Instructions to follow: Write each entry down again precisely, skipping nothing.

Information provided:
▼

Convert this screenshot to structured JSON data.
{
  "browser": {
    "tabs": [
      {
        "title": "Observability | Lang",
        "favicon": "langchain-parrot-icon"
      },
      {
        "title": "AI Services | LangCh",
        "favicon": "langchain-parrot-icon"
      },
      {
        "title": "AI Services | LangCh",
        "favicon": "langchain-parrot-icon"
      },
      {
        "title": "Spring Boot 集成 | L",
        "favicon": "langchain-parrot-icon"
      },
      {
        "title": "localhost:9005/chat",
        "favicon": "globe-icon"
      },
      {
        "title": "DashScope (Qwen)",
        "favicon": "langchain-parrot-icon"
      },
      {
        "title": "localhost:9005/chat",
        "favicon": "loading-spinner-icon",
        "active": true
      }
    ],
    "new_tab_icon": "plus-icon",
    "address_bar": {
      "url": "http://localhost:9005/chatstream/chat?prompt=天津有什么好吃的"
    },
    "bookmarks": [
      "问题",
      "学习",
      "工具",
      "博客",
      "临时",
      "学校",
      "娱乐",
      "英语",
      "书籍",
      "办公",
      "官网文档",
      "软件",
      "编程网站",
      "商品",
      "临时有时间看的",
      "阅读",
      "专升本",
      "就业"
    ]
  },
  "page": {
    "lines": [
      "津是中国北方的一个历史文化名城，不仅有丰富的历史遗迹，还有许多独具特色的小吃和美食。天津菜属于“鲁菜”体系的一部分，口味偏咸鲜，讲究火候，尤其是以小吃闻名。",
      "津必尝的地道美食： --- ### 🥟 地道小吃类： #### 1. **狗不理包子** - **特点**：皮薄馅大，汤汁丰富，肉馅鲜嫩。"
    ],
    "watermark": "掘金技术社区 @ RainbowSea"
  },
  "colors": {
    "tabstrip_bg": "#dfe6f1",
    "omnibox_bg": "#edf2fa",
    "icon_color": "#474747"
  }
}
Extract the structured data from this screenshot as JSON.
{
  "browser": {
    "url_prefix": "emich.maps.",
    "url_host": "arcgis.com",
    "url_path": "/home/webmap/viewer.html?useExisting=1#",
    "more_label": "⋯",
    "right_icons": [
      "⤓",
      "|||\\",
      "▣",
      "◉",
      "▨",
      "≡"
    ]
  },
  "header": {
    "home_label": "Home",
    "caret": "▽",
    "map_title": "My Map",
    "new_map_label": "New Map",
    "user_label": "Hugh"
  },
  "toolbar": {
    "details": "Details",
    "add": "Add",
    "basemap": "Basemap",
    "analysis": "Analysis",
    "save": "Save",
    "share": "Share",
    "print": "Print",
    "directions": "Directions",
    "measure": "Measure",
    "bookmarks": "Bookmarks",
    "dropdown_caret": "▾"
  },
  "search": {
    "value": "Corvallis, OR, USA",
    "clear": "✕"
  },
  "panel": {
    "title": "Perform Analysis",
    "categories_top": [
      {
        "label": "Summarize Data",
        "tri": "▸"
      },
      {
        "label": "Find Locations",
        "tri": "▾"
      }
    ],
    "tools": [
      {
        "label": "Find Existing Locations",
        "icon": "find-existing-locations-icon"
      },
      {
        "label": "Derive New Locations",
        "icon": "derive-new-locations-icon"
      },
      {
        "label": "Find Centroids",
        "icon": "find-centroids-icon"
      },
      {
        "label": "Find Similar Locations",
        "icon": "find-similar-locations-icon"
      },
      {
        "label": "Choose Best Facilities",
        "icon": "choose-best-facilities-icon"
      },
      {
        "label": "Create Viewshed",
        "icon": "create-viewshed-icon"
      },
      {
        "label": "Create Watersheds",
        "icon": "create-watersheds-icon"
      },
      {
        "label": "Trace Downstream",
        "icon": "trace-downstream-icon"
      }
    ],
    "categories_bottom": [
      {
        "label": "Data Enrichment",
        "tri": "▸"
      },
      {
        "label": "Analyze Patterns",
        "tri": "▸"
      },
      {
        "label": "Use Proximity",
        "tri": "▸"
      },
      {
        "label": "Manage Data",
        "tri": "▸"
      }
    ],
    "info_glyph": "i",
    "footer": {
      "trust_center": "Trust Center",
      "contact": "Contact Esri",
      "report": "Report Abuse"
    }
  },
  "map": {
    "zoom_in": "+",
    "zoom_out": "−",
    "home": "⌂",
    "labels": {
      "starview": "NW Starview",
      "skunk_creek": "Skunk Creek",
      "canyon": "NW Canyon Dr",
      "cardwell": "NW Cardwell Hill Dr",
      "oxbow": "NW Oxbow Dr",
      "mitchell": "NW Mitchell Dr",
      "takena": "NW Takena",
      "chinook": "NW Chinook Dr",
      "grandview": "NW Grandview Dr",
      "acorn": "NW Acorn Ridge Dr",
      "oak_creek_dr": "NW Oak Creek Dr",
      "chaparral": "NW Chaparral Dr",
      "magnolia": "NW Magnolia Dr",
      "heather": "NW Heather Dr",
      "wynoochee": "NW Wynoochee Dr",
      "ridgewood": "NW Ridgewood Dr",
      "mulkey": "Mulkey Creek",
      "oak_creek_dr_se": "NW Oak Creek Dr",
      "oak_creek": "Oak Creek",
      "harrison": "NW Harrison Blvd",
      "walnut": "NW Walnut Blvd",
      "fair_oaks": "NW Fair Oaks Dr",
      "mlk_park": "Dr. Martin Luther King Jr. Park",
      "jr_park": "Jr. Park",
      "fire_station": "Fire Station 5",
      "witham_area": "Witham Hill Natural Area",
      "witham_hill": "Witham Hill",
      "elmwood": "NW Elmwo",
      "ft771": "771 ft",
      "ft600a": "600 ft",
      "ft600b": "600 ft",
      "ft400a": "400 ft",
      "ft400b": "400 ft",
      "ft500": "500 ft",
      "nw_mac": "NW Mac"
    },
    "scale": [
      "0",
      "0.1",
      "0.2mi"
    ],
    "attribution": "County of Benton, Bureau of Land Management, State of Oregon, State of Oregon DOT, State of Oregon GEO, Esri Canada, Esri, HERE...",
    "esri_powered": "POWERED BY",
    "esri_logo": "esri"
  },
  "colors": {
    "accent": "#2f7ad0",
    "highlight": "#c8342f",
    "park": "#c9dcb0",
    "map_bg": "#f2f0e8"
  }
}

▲

Response below:
Convert this screenshot to structured JSON data.
{
  "browser": {
    "tabs": [
      {
        "title": "Observability | Lang",
        "favicon": "langchain-parrot-icon"
      },
      {
        "title": "AI Services | LangCh",
        "favicon": "langchain-parrot-icon"
      },
      {
        "title": "AI Services | LangCh",
        "favicon": "langchain-parrot-icon"
      },
      {
        "title": "Spring Boot 集成 | L",
        "favicon": "langchain-parrot-icon"
      },
      {
        "title": "localhost:9005/chat",
        "favicon": "globe-icon"
      },
      {
        "title": "DashScope (Qwen)",
        "favicon": "langchain-parrot-icon"
      },
      {
        "title": "localhost:9005/chat",
        "favicon": "loading-spinner-icon",
        "active": true
      }
    ],
    "new_tab_icon": "plus-icon",
    "address_bar": {
      "url": "http://localhost:9005/chatstream/chat?prompt=天津有什么好吃的"
    },
    "bookmarks": [
      "问题",
      "学习",
      "工具",
      "博客",
      "临时",
      "学校",
      "娱乐",
      "英语",
      "书籍",
      "办公",
      "官网文档",
      "软件",
      "编程网站",
      "商品",
      "临时有时间看的",
      "阅读",
      "专升本",
      "就业"
    ]
  },
  "page": {
    "lines": [
      "津是中国北方的一个历史文化名城，不仅有丰富的历史遗迹，还有许多独具特色的小吃和美食。天津菜属于“鲁菜”体系的一部分，口味偏咸鲜，讲究火候，尤其是以小吃闻名。",
      "津必尝的地道美食： --- ### 🥟 地道小吃类： #### 1. **狗不理包子** - **特点**：皮薄馅大，汤汁丰富，肉馅鲜嫩。"
    ],
    "watermark": "掘金技术社区 @ RainbowSea"
  },
  "colors": {
    "tabstrip_bg": "#dfe6f1",
    "omnibox_bg": "#edf2fa",
    "icon_color": "#474747"
  }
}
Extract the structured data from this screenshot as JSON.
{
  "browser": {
    "url_prefix": "emich.maps.",
    "url_host": "arcgis.com",
    "url_path": "/home/webmap/viewer.html?useExisting=1#",
    "more_label": "⋯",
    "right_icons": [
      "⤓",
      "|||\\",
      "▣",
      "◉",
      "▨",
      "≡"
    ]
  },
  "header": {
    "home_label": "Home",
    "caret": "▽",
    "map_title": "My Map",
    "new_map_label": "New Map",
    "user_label": "Hugh"
  },
  "toolbar": {
    "details": "Details",
    "add": "Add",
    "basemap": "Basemap",
    "analysis": "Analysis",
    "save": "Save",
    "share": "Share",
    "print": "Print",
    "directions": "Directions",
    "measure": "Measure",
    "bookmarks": "Bookmarks",
    "dropdown_caret": "▾"
  },
  "search": {
    "value": "Corvallis, OR, USA",
    "clear": "✕"
  },
  "panel": {
    "title": "Perform Analysis",
    "categories_top": [
      {
        "label": "Summarize Data",
        "tri": "▸"
      },
      {
        "label": "Find Locations",
        "tri": "▾"
      }
    ],
    "tools": [
      {
        "label": "Find Existing Locations",
        "icon": "find-existing-locations-icon"
      },
      {
        "label": "Derive New Locations",
        "icon": "derive-new-locations-icon"
      },
      {
        "label": "Find Centroids",
        "icon": "find-centroids-icon"
      },
      {
        "label": "Find Similar Locations",
        "icon": "find-similar-locations-icon"
      },
      {
        "label": "Choose Best Facilities",
        "icon": "choose-best-facilities-icon"
      },
      {
        "label": "Create Viewshed",
        "icon": "create-viewshed-icon"
      },
      {
        "label": "Create Watersheds",
        "icon": "create-watersheds-icon"
      },
      {
        "label": "Trace Downstream",
        "icon": "trace-downstream-icon"
      }
    ],
    "categories_bottom": [
      {
        "label": "Data Enrichment",
        "tri": "▸"
      },
      {
        "label": "Analyze Patterns",
        "tri": "▸"
      },
      {
        "label": "Use Proximity",
        "tri": "▸"
      },
      {
        "label": "Manage Data",
        "tri": "▸"
      }
    ],
    "info_glyph": "i",
    "footer": {
      "trust_center": "Trust Center",
      "contact": "Contact Esri",
      "report": "Report Abuse"
    }
  },
  "map": {
    "zoom_in": "+",
    "zoom_out": "−",
    "home": "⌂",
    "labels": {
      "starview": "NW Starview",
      "skunk_creek": "Skunk Creek",
      "canyon": "NW Canyon Dr",
      "cardwell": "NW Cardwell Hill Dr",
      "oxbow": "NW Oxbow Dr",
      "mitchell": "NW Mitchell Dr",
      "takena": "NW Takena",
      "chinook": "NW Chinook Dr",
      "grandview": "NW Grandview Dr",
      "acorn": "NW Acorn Ridge Dr",
      "oak_creek_dr": "NW Oak Creek Dr",
      "chaparral": "NW Chaparral Dr",
      "magnolia": "NW Magnolia Dr",
      "heather": "NW Heather Dr",
      "wynoochee": "NW Wynoochee Dr",
      "ridgewood": "NW Ridgewood Dr",
      "mulkey": "Mulkey Creek",
      "oak_creek_dr_se": "NW Oak Creek Dr",
      "oak_creek": "Oak Creek",
      "harrison": "NW Harrison Blvd",
      "walnut": "NW Walnut Blvd",
      "fair_oaks": "NW Fair Oaks Dr",
      "mlk_park": "Dr. Martin Luther King Jr. Park",
      "jr_park": "Jr. Park",
      "fire_station": "Fire Station 5",
      "witham_area": "Witham Hill Natural Area",
      "witham_hill": "Witham Hill",
      "elmwood": "NW Elmwo",
      "ft771": "771 ft",
      "ft600a": "600 ft",
      "ft600b": "600 ft",
      "ft400a": "400 ft",
      "ft400b": "400 ft",
      "ft500": "500 ft",
      "nw_mac": "NW Mac"
    },
    "scale": [
      "0",
      "0.1",
      "0.2mi"
    ],
    "attribution": "County of Benton, Bureau of Land Management, State of Oregon, State of Oregon DOT, State of Oregon GEO, Esri Canada, Esri, HERE...",
    "esri_powered": "POWERED BY",
    "esri_logo": "esri"
  },
  "colors": {
    "accent": "#2f7ad0",
    "highlight": "#c8342f",
    "park": "#c9dcb0",
    "map_bg": "#f2f0e8"
  }
}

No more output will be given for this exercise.